#### ASSIGNMENT:
Reproduce the records below in their entirety, character for character.

◆ ◆ ◆ ◆ ◆ ◆ ◆

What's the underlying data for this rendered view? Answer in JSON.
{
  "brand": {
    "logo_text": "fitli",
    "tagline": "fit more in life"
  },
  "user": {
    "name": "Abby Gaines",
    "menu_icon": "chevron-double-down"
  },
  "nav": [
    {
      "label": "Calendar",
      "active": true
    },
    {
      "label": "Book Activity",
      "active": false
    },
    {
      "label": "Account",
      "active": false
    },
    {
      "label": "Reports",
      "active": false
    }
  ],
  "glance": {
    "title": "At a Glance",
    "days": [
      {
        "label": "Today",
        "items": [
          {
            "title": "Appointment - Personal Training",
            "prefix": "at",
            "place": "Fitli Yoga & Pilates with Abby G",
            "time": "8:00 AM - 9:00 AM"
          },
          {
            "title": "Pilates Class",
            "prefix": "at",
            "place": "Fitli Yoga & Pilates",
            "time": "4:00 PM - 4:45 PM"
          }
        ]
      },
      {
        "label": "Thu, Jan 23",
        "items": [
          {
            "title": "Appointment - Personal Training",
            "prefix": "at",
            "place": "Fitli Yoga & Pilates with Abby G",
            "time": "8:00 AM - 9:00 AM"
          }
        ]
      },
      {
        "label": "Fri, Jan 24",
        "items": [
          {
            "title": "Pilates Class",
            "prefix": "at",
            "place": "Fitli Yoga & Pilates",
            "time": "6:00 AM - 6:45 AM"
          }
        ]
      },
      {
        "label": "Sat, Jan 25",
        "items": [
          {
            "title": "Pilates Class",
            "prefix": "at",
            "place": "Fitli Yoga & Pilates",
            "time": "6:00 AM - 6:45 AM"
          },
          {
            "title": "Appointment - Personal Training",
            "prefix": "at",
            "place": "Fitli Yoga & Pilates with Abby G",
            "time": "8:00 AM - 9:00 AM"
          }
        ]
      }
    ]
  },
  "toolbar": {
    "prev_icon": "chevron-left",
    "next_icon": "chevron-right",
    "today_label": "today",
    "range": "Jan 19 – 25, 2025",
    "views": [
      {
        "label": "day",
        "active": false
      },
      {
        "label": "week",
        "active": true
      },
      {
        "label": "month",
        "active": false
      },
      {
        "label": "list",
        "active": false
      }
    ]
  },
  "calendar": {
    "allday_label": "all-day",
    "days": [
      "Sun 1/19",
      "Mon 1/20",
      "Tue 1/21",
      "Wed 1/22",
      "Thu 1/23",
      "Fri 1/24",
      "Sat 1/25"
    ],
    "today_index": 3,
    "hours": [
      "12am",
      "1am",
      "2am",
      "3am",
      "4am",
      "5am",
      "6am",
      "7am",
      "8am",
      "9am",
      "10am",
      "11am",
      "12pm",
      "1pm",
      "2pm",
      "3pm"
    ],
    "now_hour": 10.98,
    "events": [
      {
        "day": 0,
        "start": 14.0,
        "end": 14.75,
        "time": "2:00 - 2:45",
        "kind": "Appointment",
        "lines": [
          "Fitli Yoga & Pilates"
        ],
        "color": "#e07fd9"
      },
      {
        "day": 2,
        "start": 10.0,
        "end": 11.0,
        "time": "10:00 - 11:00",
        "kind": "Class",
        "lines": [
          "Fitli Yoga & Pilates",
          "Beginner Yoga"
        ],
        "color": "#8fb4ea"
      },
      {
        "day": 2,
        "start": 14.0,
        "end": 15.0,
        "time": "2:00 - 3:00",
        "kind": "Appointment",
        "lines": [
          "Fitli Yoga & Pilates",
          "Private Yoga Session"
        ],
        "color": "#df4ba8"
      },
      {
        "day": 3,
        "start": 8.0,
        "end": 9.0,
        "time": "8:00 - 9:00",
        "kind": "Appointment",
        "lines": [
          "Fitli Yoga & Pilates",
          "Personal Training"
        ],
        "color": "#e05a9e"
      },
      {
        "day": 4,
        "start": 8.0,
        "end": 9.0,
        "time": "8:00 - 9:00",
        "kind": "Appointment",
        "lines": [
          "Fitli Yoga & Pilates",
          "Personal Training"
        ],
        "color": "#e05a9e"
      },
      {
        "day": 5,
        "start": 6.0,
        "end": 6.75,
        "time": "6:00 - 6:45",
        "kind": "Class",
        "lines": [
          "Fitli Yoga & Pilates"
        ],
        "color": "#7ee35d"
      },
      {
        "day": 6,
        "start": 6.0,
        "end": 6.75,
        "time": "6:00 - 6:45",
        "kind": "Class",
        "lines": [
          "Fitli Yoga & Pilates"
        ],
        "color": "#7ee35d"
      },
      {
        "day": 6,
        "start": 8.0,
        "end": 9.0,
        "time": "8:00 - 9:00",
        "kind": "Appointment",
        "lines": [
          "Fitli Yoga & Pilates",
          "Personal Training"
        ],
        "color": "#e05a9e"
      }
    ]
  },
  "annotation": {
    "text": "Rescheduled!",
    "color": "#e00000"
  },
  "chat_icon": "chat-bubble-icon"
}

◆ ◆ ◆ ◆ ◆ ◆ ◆

#### TASK SOLUTION:
What's the underlying data for this rendered view? Answer in JSON.
{
  "brand": {
    "logo_text": "fitli",
    "tagline": "fit more in life"
  },
  "user": {
    "name": "Abby Gaines",
    "menu_icon": "chevron-double-down"
  },
  "nav": [
    {
      "label": "Calendar",
      "active": true
    },
    {
      "label": "Book Activity",
      "active": false
    },
    {
      "label": "Account",
      "active": false
    },
    {
      "label": "Reports",
      "active": false
    }
  ],
  "glance": {
    "title": "At a Glance",
    "days": [
      {
        "label": "Today",
        "items": [
          {
            "title": "Appointment - Personal Training",
            "prefix": "at",
            "place": "Fitli Yoga & Pilates with Abby G",
            "time": "8:00 AM - 9:00 AM"
          },
          {
            "title": "Pilates Class",
            "prefix": "at",
            "place": "Fitli Yoga & Pilates",
            "time": "4:00 PM - 4:45 PM"
          }
        ]
      },
      {
        "label": "Thu, Jan 23",
        "items": [
          {
            "title": "Appointment - Personal Training",
            "prefix": "at",
            "place": "Fitli Yoga & Pilates with Abby G",
            "time": "8:00 AM - 9:00 AM"
          }
        ]
      },
      {
        "label": "Fri, Jan 24",
        "items": [
          {
            "title": "Pilates Class",
            "prefix": "at",
            "place": "Fitli Yoga & Pilates",
            "time": "6:00 AM - 6:45 AM"
          }
        ]
      },
      {
        "label": "Sat, Jan 25",
        "items": [
          {
            "title": "Pilates Class",
            "prefix": "at",
            "place": "Fitli Yoga & Pilates",
            "time": "6:00 AM - 6:45 AM"
          },
          {
            "title": "Appointment - Personal Training",
            "prefix": "at",
            "place": "Fitli Yoga & Pilates with Abby G",
            "time": "8:00 AM - 9:00 AM"
          }
        ]
      }
    ]
  },
  "toolbar": {
    "prev_icon": "chevron-left",
    "next_icon": "chevron-right",
    "today_label": "today",
    "range": "Jan 19 – 25, 2025",
    "views": [
      {
        "label": "day",
        "active": false
      },
      {
        "label": "week",
        "active": true
      },
      {
        "label": "month",
        "active": false
      },
      {
        "label": "list",
        "active": false
      }
    ]
  },
  "calendar": {
    "allday_label": "all-day",
    "days": [
      "Sun 1/19",
      "Mon 1/20",
      "Tue 1/21",
      "Wed 1/22",
      "Thu 1/23",
      "Fri 1/24",
      "Sat 1/25"
    ],
    "today_index": 3,
    "hours": [
      "12am",
      "1am",
      "2am",
      "3am",
      "4am",
      "5am",
      "6am",
      "7am",
      "8am",
      "9am",
      "10am",
      "11am",
      "12pm",
      "1pm",
      "2pm",
      "3pm"
    ],
    "now_hour": 10.98,
    "events": [
      {
        "day": 0,
        "start": 14.0,
        "end": 14.75,
        "time": "2:00 - 2:45",
        "kind": "Appointment",
        "lines": [
          "Fitli Yoga & Pilates"
        ],
        "color": "#e07fd9"
      },
      {
        "day": 2,
        "start": 10.0,
        "end": 11.0,
        "time": "10:00 - 11:00",
        "kind": "Class",
        "lines": [
          "Fitli Yoga & Pilates",
          "Beginner Yoga"
        ],
        "color": "#8fb4ea"
      },
      {
        "day": 2,
        "start": 14.0,
        "end": 15.0,
        "time": "2:00 - 3:00",
        "kind": "Appointment",
        "lines": [
          "Fitli Yoga & Pilates",
          "Private Yoga Session"
        ],
        "color": "#df4ba8"
      },
      {
        "day": 3,
        "start": 8.0,
        "end": 9.0,
        "time": "8:00 - 9:00",
        "kind": "Appointment",
        "lines": [
          "Fitli Yoga & Pilates",
          "Personal Training"
        ],
        "color": "#e05a9e"
      },
      {
        "day": 4,
        "start": 8.0,
        "end": 9.0,
        "time": "8:00 - 9:00",
        "kind": "Appointment",
        "lines": [
          "Fitli Yoga & Pilates",
          "Personal Training"
        ],
        "color": "#e05a9e"
      },
      {
        "day": 5,
        "start": 6.0,
        "end": 6.75,
        "time": "6:00 - 6:45",
        "kind": "Class",
        "lines": [
          "Fitli Yoga & Pilates"
        ],
        "color": "#7ee35d"
      },
      {
        "day": 6,
        "start": 6.0,
        "end": 6.75,
        "time": "6:00 - 6:45",
        "kind": "Class",
        "lines": [
          "Fitli Yoga & Pilates"
        ],
        "color": "#7ee35d"
      },
      {
        "day": 6,
        "start": 8.0,
        "end": 9.0,
        "time": "8:00 - 9:00",
        "kind": "Appointment",
        "lines": [
          "Fitli Yoga & Pilates",
          "Personal Training"
        ],
        "color": "#e05a9e"
      }
    ]
  },
  "annotation": {
    "text": "Rescheduled!",
    "color": "#e00000"
  },
  "chat_icon": "chat-bubble-icon"
}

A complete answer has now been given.